HUM

 

16363

PHIL 124

 Introduction to Ethics

Jay Elliott

M W     3:10 pm-4:30 pm

OLIN 203

HUM

 

16416

PHIL 216

 Political Theory

Jay Elliott

M W     1:30 pm-2:50 pm

OLIN 101

HUM

 

16425

PS 104

 International Relations

Michelle Murray

M W     8:30 am-9:50 am

OLIN 204

SSCI

 

16430

PS 109

 Political Economy

Sanjib Baruah

 T Th    1:30 pm-2:50 pm

OLIN 303

SSCI

 

16424

PS 167

 QUEST FOR JUSTICE:  Foundations of the Law

David Kettler

M W     3:10 pm-4:30 pm

OLIN 310

HUM

 

16584

PS 239

 UNITED NATIONS AND MODEL UN

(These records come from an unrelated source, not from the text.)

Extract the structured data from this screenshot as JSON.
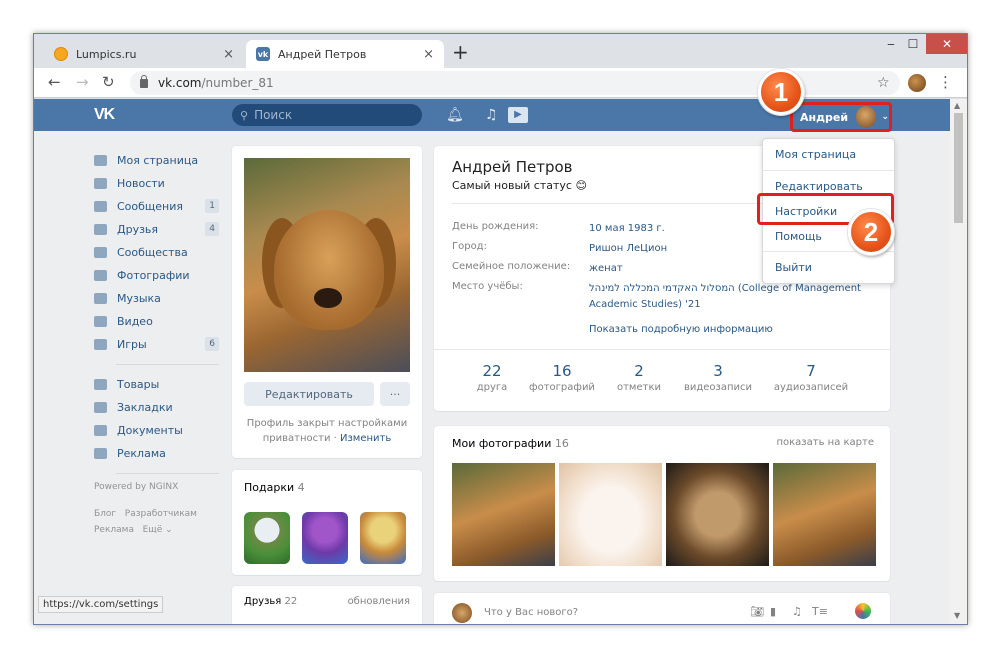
{
  "browser": {
    "tabs": [
      {
        "title": "Lumpics.ru",
        "close": "×"
      },
      {
        "title": "Андрей Петров",
        "close": "×"
      }
    ],
    "new_tab": "+",
    "controls": {
      "minimize": "‒",
      "maximize": "☐",
      "close": "✕"
    },
    "url_host": "vk.com",
    "url_path": "/number_81",
    "status_url": "https://vk.com/settings"
  },
  "vk": {
    "logo": "VK",
    "search_placeholder": "Поиск",
    "user_name": "Андрей",
    "left_menu": [
      {
        "label": "Моя страница",
        "badge": ""
      },
      {
        "label": "Новости",
        "badge": ""
      },
      {
        "label": "Сообщения",
        "badge": "1"
      },
      {
        "label": "Друзья",
        "badge": "4"
      },
      {
        "label": "Сообщества",
        "badge": ""
      },
      {
        "label": "Фотографии",
        "badge": ""
      },
      {
        "label": "Музыка",
        "badge": ""
      },
      {
        "label": "Видео",
        "badge": ""
      },
      {
        "label": "Игры",
        "badge": "6"
      }
    ],
    "left_menu2": [
      "Товары",
      "Закладки",
      "Документы",
      "Реклама"
    ],
    "powered": "Powered by NGINX",
    "footer_links": [
      "Блог",
      "Разработчикам",
      "Реклама",
      "Ещё ⌄"
    ],
    "profile": {
      "edit_button": "Редактировать",
      "more_button": "···",
      "privacy_text": "Профиль закрыт настройками приватности ·",
      "privacy_link": "Изменить",
      "name": "Андрей Петров",
      "status": "Самый новый статус 😊",
      "info": [
        {
          "label": "День рождения:",
          "value": "10 мая 1983 г."
        },
        {
          "label": "Город:",
          "value": "Ришон ЛеЦион"
        },
        {
          "label": "Семейное положение:",
          "value": "женат"
        },
        {
          "label": "Место учёбы:",
          "value": "המסלול האקדמי המכללה למינהל (College of Management Academic Studies) '21"
        }
      ],
      "show_more": "Показать подробную информацию",
      "counters": [
        {
          "n": "22",
          "l": "друга"
        },
        {
          "n": "16",
          "l": "фотографий"
        },
        {
          "n": "2",
          "l": "отметки"
        },
        {
          "n": "3",
          "l": "видеозаписи"
        },
        {
          "n": "7",
          "l": "аудиозаписей"
        }
      ]
    },
    "gifts": {
      "title": "Подарки",
      "count": "4"
    },
    "friends": {
      "title": "Друзья",
      "count": "22",
      "link": "обновления"
    },
    "photos": {
      "title": "Мои фотографии",
      "count": "16",
      "link": "показать на карте"
    },
    "post_placeholder": "Что у Вас нового?",
    "dropdown": [
      "Моя страница",
      "Редактировать",
      "Настройки",
      "Помощь",
      "Выйти"
    ]
  },
  "annotations": {
    "step1": "1",
    "step2": "2",
    "color": "#e0201b"
  }
}
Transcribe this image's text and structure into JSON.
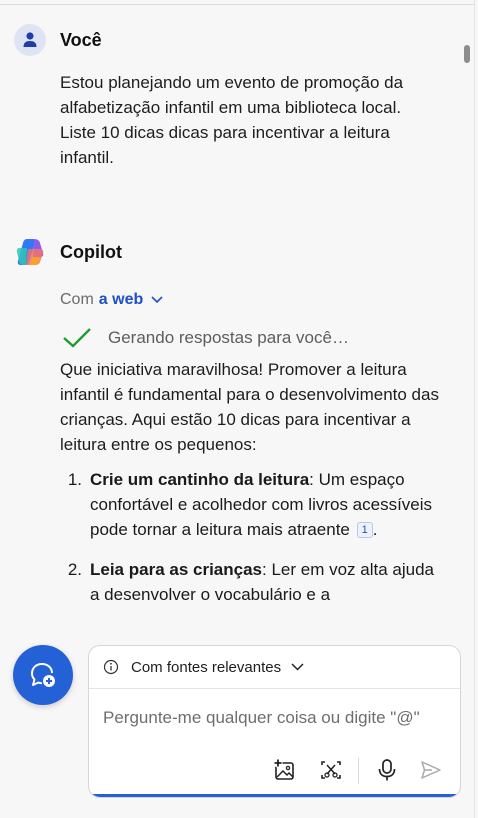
{
  "user_message": {
    "author": "Você",
    "text": "Estou planejando um evento de promoção da alfabetização infantil em uma biblioteca local. Liste 10 dicas dicas para incentivar a leitura infantil."
  },
  "copilot_message": {
    "author": "Copilot",
    "source_prefix": "Com",
    "source_link": "a web",
    "generating_label": "Gerando respostas para você…",
    "intro": "Que iniciativa maravilhosa! Promover a leitura infantil é fundamental para o desenvolvimento das crianças. Aqui estão 10 dicas para incentivar a leitura entre os pequenos:",
    "tips": [
      {
        "num": "1.",
        "title": "Crie um cantinho da leitura",
        "text": ": Um espaço confortável e acolhedor com livros acessíveis pode tornar a leitura mais atraente",
        "cite": "1",
        "end": "."
      },
      {
        "num": "2.",
        "title": "Leia para as crianças",
        "text": ": Ler em voz alta ajuda a desenvolver o vocabulário e a",
        "cite": "",
        "end": ""
      }
    ]
  },
  "composer": {
    "options_label": "Com fontes relevantes",
    "placeholder": "Pergunte-me qualquer coisa ou digite \"@\""
  },
  "colors": {
    "accent": "#2461d6",
    "link": "#1e4fc7",
    "check": "#1f9d2f"
  }
}
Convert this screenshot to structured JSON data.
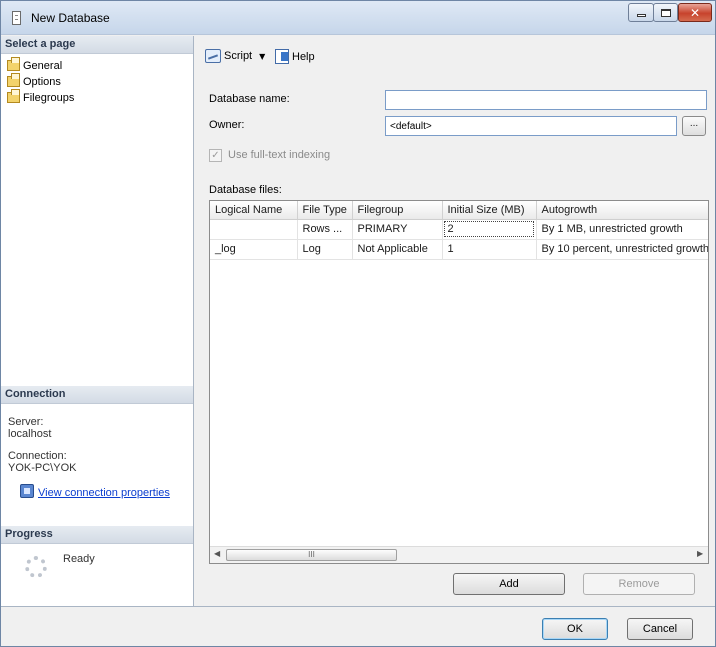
{
  "window": {
    "title": "New Database",
    "controls": [
      "minimize",
      "maximize",
      "close"
    ]
  },
  "left_pane": {
    "select_page": {
      "header": "Select a page",
      "items": [
        {
          "label": "General",
          "icon": "page-icon"
        },
        {
          "label": "Options",
          "icon": "page-icon"
        },
        {
          "label": "Filegroups",
          "icon": "page-icon"
        }
      ]
    },
    "connection": {
      "header": "Connection",
      "server_label": "Server:",
      "server_value": "localhost",
      "connection_label": "Connection:",
      "connection_value": "YOK-PC\\YOK",
      "link": "View connection properties"
    },
    "progress": {
      "header": "Progress",
      "status": "Ready"
    }
  },
  "toolbar": {
    "script_label": "Script",
    "help_label": "Help"
  },
  "form": {
    "database_name_label": "Database name:",
    "database_name_value": "",
    "owner_label": "Owner:",
    "owner_value": "<default>",
    "browse_label": "...",
    "fulltext_label": "Use full-text indexing",
    "fulltext_checked": true,
    "files_label": "Database files:"
  },
  "grid": {
    "columns": [
      "Logical Name",
      "File Type",
      "Filegroup",
      "Initial Size (MB)",
      "Autogrowth"
    ],
    "rows": [
      [
        "",
        "Rows ...",
        "PRIMARY",
        "2",
        "By 1 MB, unrestricted growth"
      ],
      [
        "_log",
        "Log",
        "Not Applicable",
        "1",
        "By 10 percent, unrestricted growth"
      ]
    ],
    "scrollbar_thumb": "III"
  },
  "buttons": {
    "add": "Add",
    "remove": "Remove",
    "ok": "OK",
    "cancel": "Cancel"
  },
  "colors": {
    "link": "#0b3dcf",
    "close_button": "#c7432c",
    "header_bg": "#d3dbe5"
  }
}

Jonathan Becker

    F       1:30 pm-2:50 pm

OLIN 201

SSCI

1 credit*

 

16434

PS 273

 Diplomacy in international politics

James Ketterer

M W     1:30 pm-2:50 pm

OLIN 310

SSCI

 

16367

PS 295

 Revolution'y Constitutionalism

Roger Berkowitz

M W     3:10 pm-4:30 pm

HAC

HUM

 

16432

PS 314

 Political Economy of Development

Sanjib Baruah

 W        10:10 am-12:30 pm

OLIN 301

SSCI

 

16436

PS 363

 Ethics & International Affairs

Christopher McIntosh

 T         10:10 am-12:30 pm

OLIN 308

SSCI

 

16195

 PSY / SST 251

 Studies in Obedience: THE MAN AND THE EXPERIMENT THAT SHOCKED THE WORLD (STANLEY MILGRAM)

Stuart Levine

M          3:00 pm-6:00 pm

LB3 302

SSCI

 

16116

PSY 352

 Race and the Law: A PSYCHOLOGICAL PERSPECTIVE

Kristin Lane

 W        10:10 am-12:30 pm

HDR 101A

SSCI

DIFF

 

16440

SOC 120

 Inequality in America

Yuval Elmelech

 T Th    1:30 pm-2:50 pm

OLIN 201

SSCI

DIFF

 

16439

SOC 205

 Intro to Research Methods

Yuval Elmelech

 T Th    4:40 pm-6:00 pm

HDR 101A

MATC

 

16447

SOC 213

 Sociological Theory

Laura Ford

M W     3:10 pm-4:30 pm

HEG 308

SSCI

 

16444

SOC 224

 Punishment/Prisons/Policing

Allison McKim

M W     11:50 am-1:10 pm

OLIN 102

SSCI

 

16376

SOC 231

 The Environment & Society

Peter Klein

 T Th    11:50 am-1:10 pm

HEG 204

SSCI

 

16448

SOC 238

 Law and (Social) Order

Laura Ford

M W     1:30 pm-2:50 pm

OLIN 201

SSCI

 

16377

SOC 323

 American Race & Ethnicity

Joel Perlmann

 W        4:40 pm-7:00 pm

OLIN 201

SSCI

DIFF

 

16442

SOC 352

 Gender and Deviance

Allison McKim

 Th       1:30 pm-3:50 pm

OLINLC 208\

SSCI

DIFF

 

16209

SPAN 325

 Archive Fever: Lit and Film

Patricia Lopez-Gay

 T         1:30 pm-3:50 pm

OLINLC 208

FLLC